Is DeVry Bootcamp's Web Development Program For Me?
Here's what we look for in our web application development bootcamp students:
Demonstrated interest in learning to code. Developers love coding and many have already worked on coding projects to practice their skills. While some may have gaps in their coding knowledge and experience, the desire to code never escapes a true developer. They enjoy learning new programming languages, writing code that works, and creating effective solutions. No matter the assignment, a good developer takes pride in knowing how to code and will be willing to expand their coding skills.
Team players. Many people assume web developers sit alone at their computers obsessing over lines of code all day, but this isn’t true. Web development is actually a very integrated process that requires developers to socialize with team members and collaborate on different projects. Managers often ask developers to build, test, and integrate new modules with team members. This means that developers must maintain strong verbal communication skills and a friendly demeanor while working with others.
Critical thinking and reasoning skills. Developers can analyze “big” conceptual problems and break them into smaller elements that make them easier to understand or solve. They know how to think logically and in patterns that demonstrate the cause and effect of a situation. Even if they don’t have math or science degrees, web developers may still enjoy drawing diagrams to illustrate an argument, sketching flow charts of variables, or beating a challenging puzzle. Simply put, they are logical thinkers and problem-solvers.
Basic understanding of business. Understanding business as a web developer means knowing how web development is involved in a particular company and the role developers play in creating products or solving problems for customers. Developers benefit from a “big picture” understanding of the industries in which they work and a clear understanding of the value they bring to their respective companies.
Pride in their work. Coders get excited about creating something and are all about nitty-gritty details. A misplaced comma or unnecessary space in a sentence rarely misses the keen eye of a web developer. Because the smallest typo can completely break a line of code, web developers pay close attention to their work and enjoy great satisfaction from creating a quality product. They are thorough and enjoy creating simple solutions for programming problems—none of which would be possible without a deep appreciation for details and making things.

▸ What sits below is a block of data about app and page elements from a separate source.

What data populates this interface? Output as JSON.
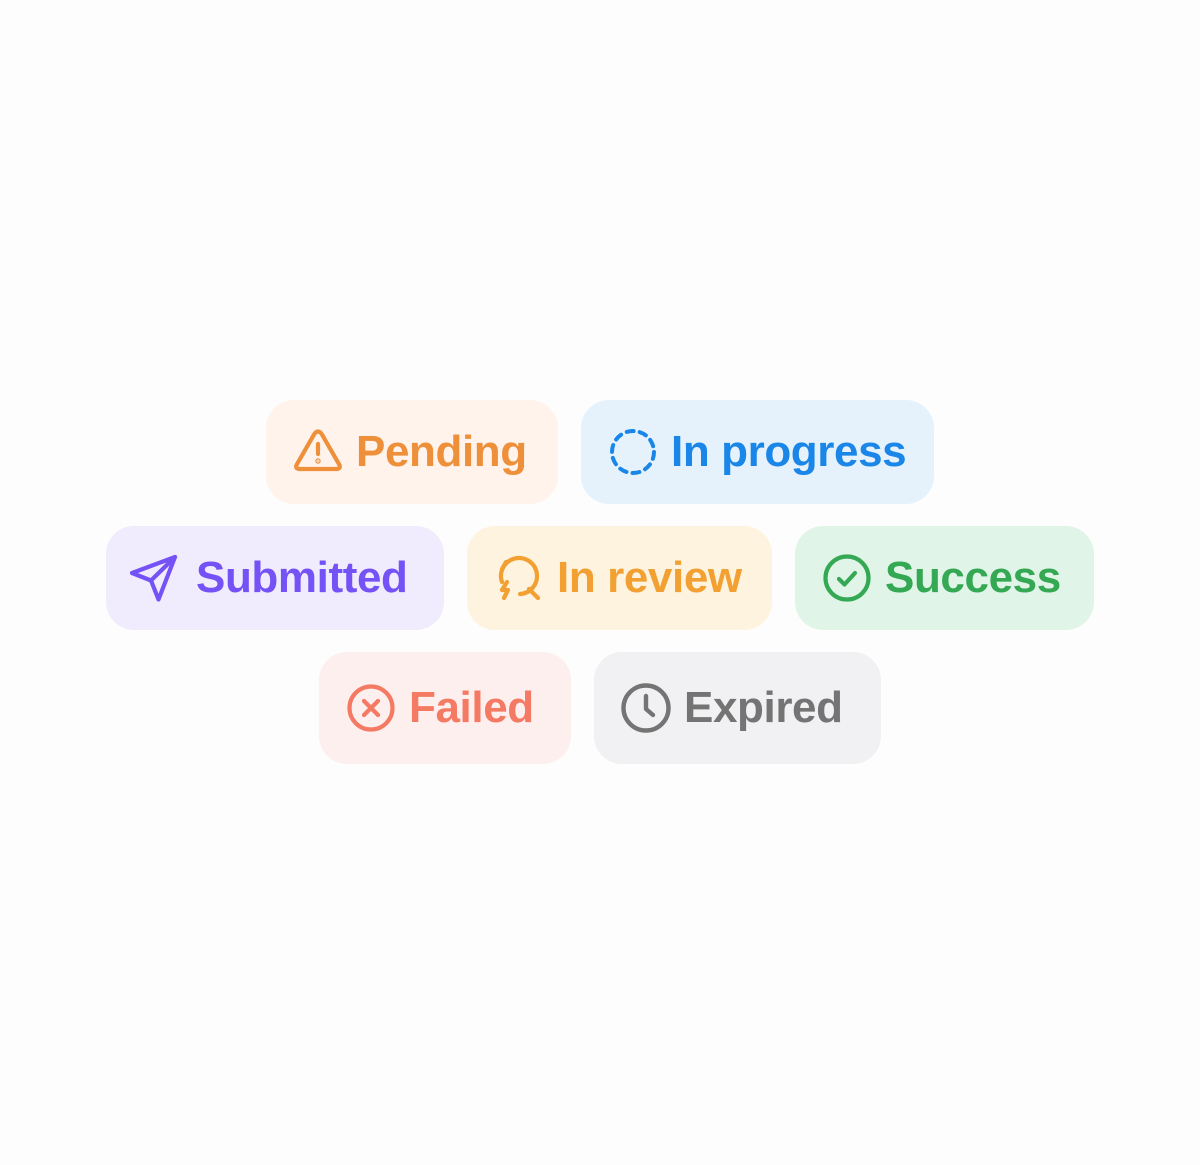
{
  "badges": {
    "pending": {
      "label": "Pending",
      "icon": "warning-triangle-icon",
      "text_color": "#EE8F3A",
      "bg_color": "#FFF3EC"
    },
    "in_progress": {
      "label": "In progress",
      "icon": "dashed-circle-icon",
      "text_color": "#1A86E8",
      "bg_color": "#E5F2FC"
    },
    "submitted": {
      "label": "Submitted",
      "icon": "send-arrow-icon",
      "text_color": "#7452F5",
      "bg_color": "#F0EBFD"
    },
    "in_review": {
      "label": "In review",
      "icon": "review-search-icon",
      "text_color": "#F2A031",
      "bg_color": "#FEF3DF"
    },
    "success": {
      "label": "Success",
      "icon": "check-circle-icon",
      "text_color": "#34A853",
      "bg_color": "#E1F4E8"
    },
    "failed": {
      "label": "Failed",
      "icon": "x-circle-icon",
      "text_color": "#F47A63",
      "bg_color": "#FEEFEF"
    },
    "expired": {
      "label": "Expired",
      "icon": "clock-icon",
      "text_color": "#747474",
      "bg_color": "#F1F0F2"
    }
  }
}
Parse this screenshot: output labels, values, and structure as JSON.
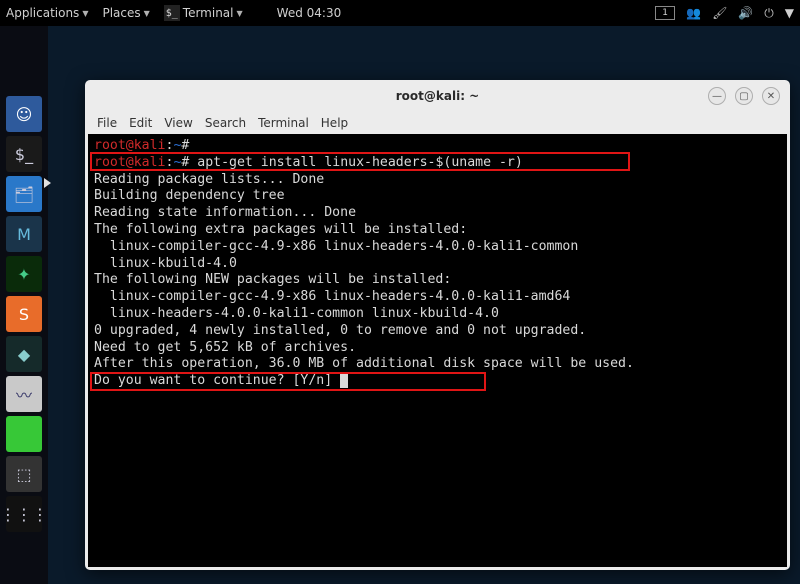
{
  "panel": {
    "applications": "Applications",
    "places": "Places",
    "active_app_icon": "$_",
    "active_app": "Terminal",
    "clock": "Wed 04:30",
    "workspace": "1"
  },
  "window": {
    "title": "root@kali: ~",
    "menu": {
      "file": "File",
      "edit": "Edit",
      "view": "View",
      "search": "Search",
      "terminal": "Terminal",
      "help": "Help"
    }
  },
  "prompt": {
    "user": "root",
    "host": "kali",
    "path": "~",
    "symbol": "#"
  },
  "cmd": " apt-get install linux-headers-$(uname -r)",
  "out": {
    "l1": "Reading package lists... Done",
    "l2": "Building dependency tree       ",
    "l3": "Reading state information... Done",
    "l4": "The following extra packages will be installed:",
    "l5": "  linux-compiler-gcc-4.9-x86 linux-headers-4.0.0-kali1-common",
    "l6": "  linux-kbuild-4.0",
    "l7": "The following NEW packages will be installed:",
    "l8": "  linux-compiler-gcc-4.9-x86 linux-headers-4.0.0-kali1-amd64",
    "l9": "  linux-headers-4.0.0-kali1-common linux-kbuild-4.0",
    "l10": "0 upgraded, 4 newly installed, 0 to remove and 0 not upgraded.",
    "l11": "Need to get 5,652 kB of archives.",
    "l12": "After this operation, 36.0 MB of additional disk space will be used.",
    "l13": "Do you want to continue? [Y/n] "
  }
}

Tenacity. Writing and testing software requires a level of trial and error that could easily frustrate the average person—but not a web developer. These individuals cope with stress well and never, ever, give up. When faced with a challenge, web developers may feel momentary frustration but it won’t last long. Instead, they will thoroughly research the problem, test creative solutions, or ask another developer for advice. They are truly committed, resourceful people. Whatever it takes to solve a problem, the web developer is willing to try it.